The IMSR system has the capability to withstand direct hit from high energy missiles as well as flooding.


Top
 Profile  
 
PostPosted: Oct 07, 2014 9:28 am 
Offline

Joined: Jun 19, 2013 11:49 am
Posts: 1552
The biggest thing is resistance to extreme shock conditions.

All the components in the reactor have to be able to avoid de-ranging after a nearby torpedo impact - this is the big killer when it comes to the cost of naval equipment, especially electronics.

A lot of the time they resort to casting the circuitboards into a solid block of resin to support the components against g-loadings that might rip them off otherwise.


Top
 Profile  
 
PostPosted: Oct 07, 2014 2:42 pm 
Offline

Joined: Jul 14, 2008 3:12 pm
Posts: 5045
The IMSR does not need electronics to survive for ultimate safety.

However the current focus is on land based IMSR, not marine apps.


Top
 Profile  
 
PostPosted: Oct 07, 2014 5:11 pm 
Offline

Joined: Oct 28, 2013 12:24 am
Posts: 256
Quote:
The IMSR system has the capability to withstand direct hit from high energy missiles as well as flooding.


What do you mean exactly ? That the IMSR can be designed with a protective metallic/concrete shield capable of withstand missiles or, more impressive, that even with the fuel salt opened to the atmosphere we won't have great contaminations ?

(Idem for flooding : do you want to say that with the passive safety the flooding can not interrupt decay heat removal or, more impressive, that the direct contact between the fuel salt and water is not a big deal ?)


Top
 Profile  
 
PostPosted: Oct 07, 2014 5:20 pm 
Offline

Joined: Jun 19, 2013 11:49 am
Posts: 1552
Cyril R wrote:
The IMSR does not need electronics to survive for ultimate safety.

However the current focus is on land based IMSR, not marine apps.

Indeed but it will also not be able to use any fragile structures at all.
This is why alloy fuel PWRs eare so well liked.


Top
 Profile  
 
PostPosted: Oct 07, 2014 6:26 pm 
Offline

Joined: Jun 05, 2011 6:59 pm
Posts: 1335
Location: NoOPWA
E Ireland wrote:
A lot of the time they resort to casting the circuitboards into a solid block of resin to support the components against g-loadings that might rip them off otherwise.
Mostly they just shock isolate what is known as MOTS electronics (modified "off the shelf") in fairly standard commercial cabinets.
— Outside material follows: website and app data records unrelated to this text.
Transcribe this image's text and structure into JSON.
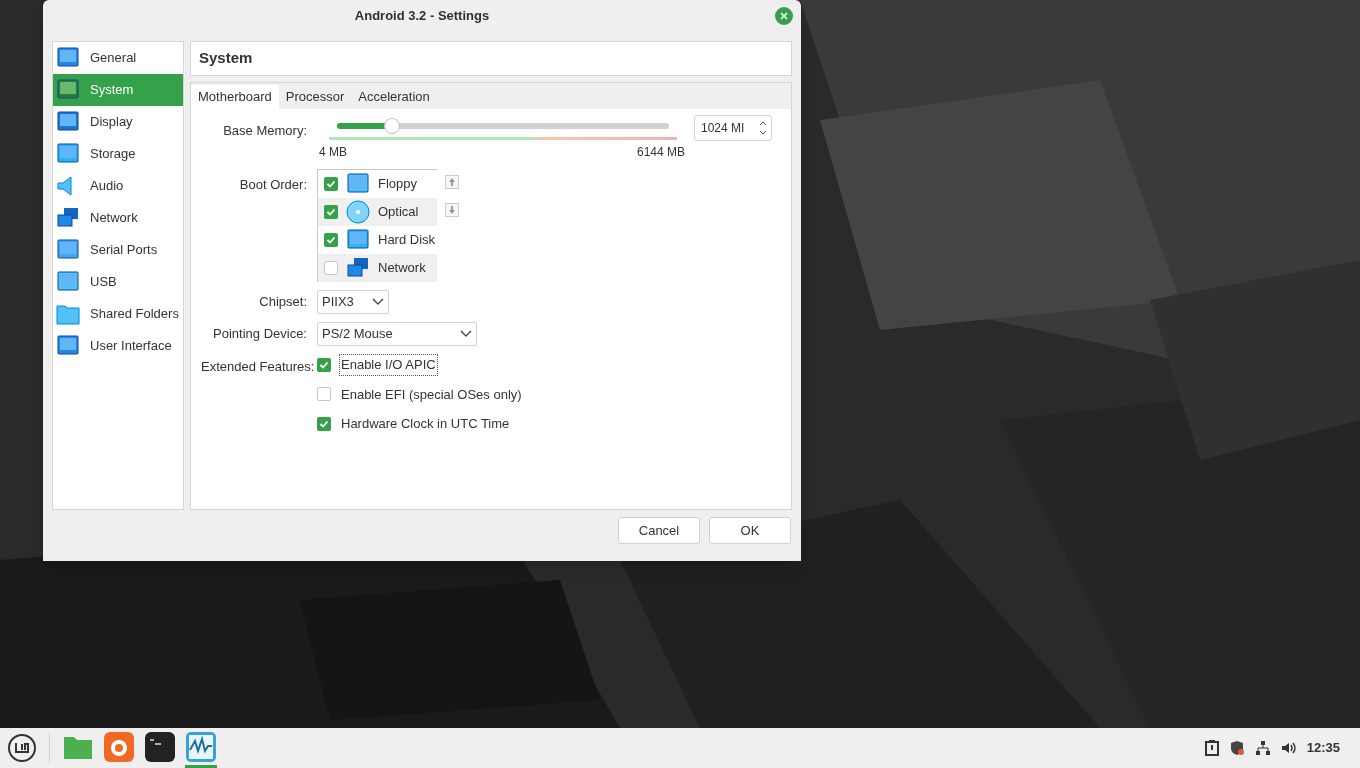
{
  "window": {
    "title": "Android 3.2 - Settings"
  },
  "sidebar": {
    "items": [
      {
        "label": "General",
        "selected": false
      },
      {
        "label": "System",
        "selected": true
      },
      {
        "label": "Display",
        "selected": false
      },
      {
        "label": "Storage",
        "selected": false
      },
      {
        "label": "Audio",
        "selected": false
      },
      {
        "label": "Network",
        "selected": false
      },
      {
        "label": "Serial Ports",
        "selected": false
      },
      {
        "label": "USB",
        "selected": false
      },
      {
        "label": "Shared Folders",
        "selected": false
      },
      {
        "label": "User Interface",
        "selected": false
      }
    ]
  },
  "page_title": "System",
  "tabs": [
    {
      "label": "Motherboard",
      "selected": true
    },
    {
      "label": "Processor",
      "selected": false
    },
    {
      "label": "Acceleration",
      "selected": false
    }
  ],
  "base_memory": {
    "label": "Base Memory:",
    "level": 0.167,
    "value": "1024 MI",
    "min": "4 MB",
    "max": "6144 MB"
  },
  "boot_order": {
    "label": "Boot Order:",
    "items": [
      {
        "label": "Floppy",
        "checked": true
      },
      {
        "label": "Optical",
        "checked": true
      },
      {
        "label": "Hard Disk",
        "checked": true
      },
      {
        "label": "Network",
        "checked": false
      }
    ]
  },
  "chipset": {
    "label": "Chipset:",
    "value": "PIIX3"
  },
  "pointing_device": {
    "label": "Pointing Device:",
    "value": "PS/2 Mouse"
  },
  "extended_features": {
    "label": "Extended Features:",
    "options": [
      {
        "label": "Enable I/O APIC",
        "checked": true,
        "focused": true
      },
      {
        "label": "Enable EFI (special OSes only)",
        "checked": false,
        "focused": false
      },
      {
        "label": "Hardware Clock in UTC Time",
        "checked": true,
        "focused": false
      }
    ]
  },
  "buttons": [
    "Cancel",
    "OK"
  ],
  "taskbar": {
    "apps": [
      {
        "active": false
      },
      {
        "active": false
      },
      {
        "active": false
      },
      {
        "active": true
      }
    ],
    "clock": "12:35"
  }
}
Sometimes they isolate the entire space and use COTS (commercial off the shelf) electronics.

_________________
DRJ : Engineer - NAVSEA : (Retired)
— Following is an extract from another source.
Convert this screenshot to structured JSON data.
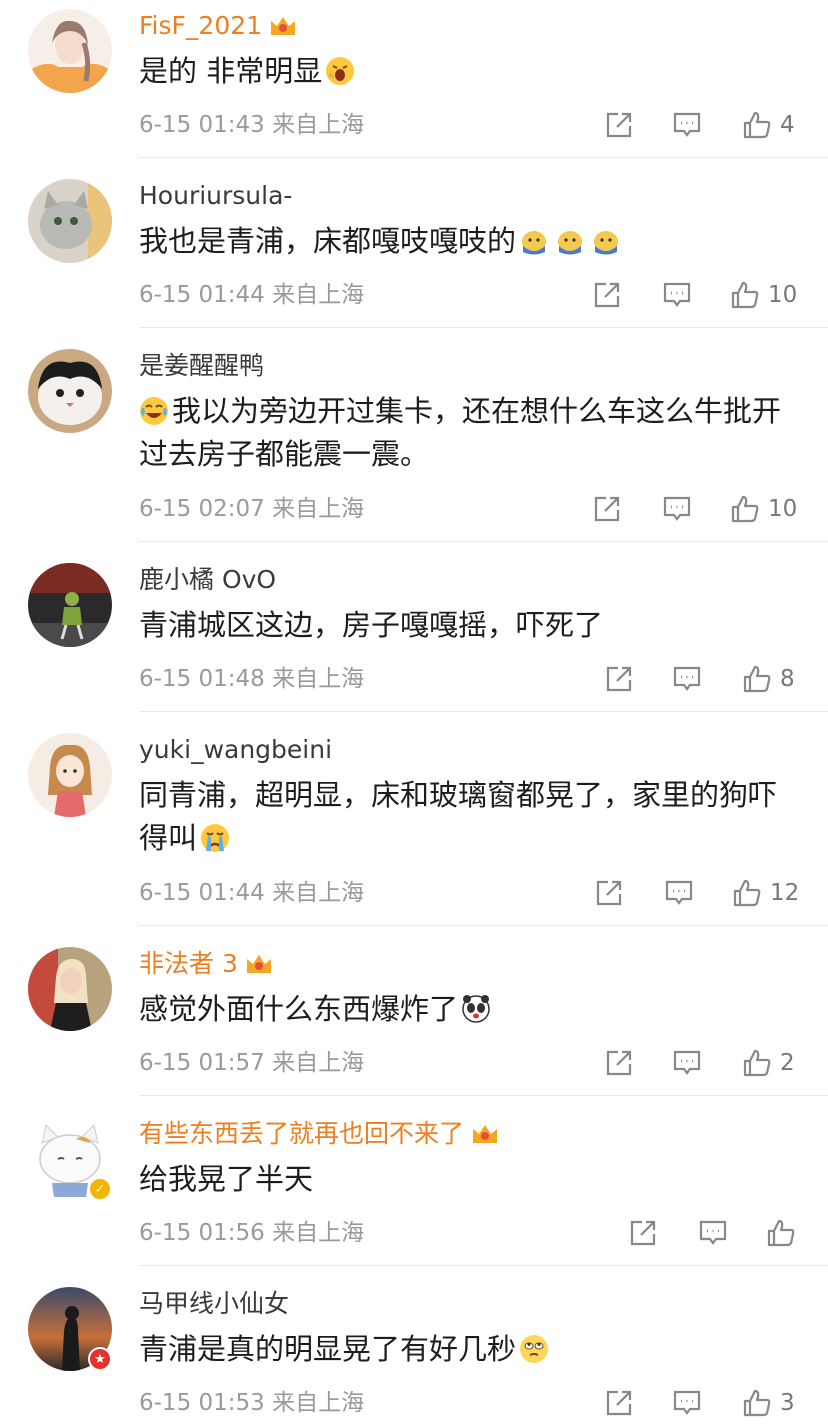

Top
 Profile  
 
Display posts from previous:  Sort by  
Post new topic Reply to topic  [ 35 posts ]  Go to page 1, 2, 3  Next

All times are UTC - 6 hours [ DST ]


Who is online

Users browsing this forum: No registered users and 2 guests


You cannot post new topics in this forum
You cannot reply to topics in this forum
You cannot edit your posts in this forum
You cannot delete your posts in this forum
You cannot post attachments in this forum

Search for:
Jump to:  
Powered by phpBB® Forum Software © phpBB Group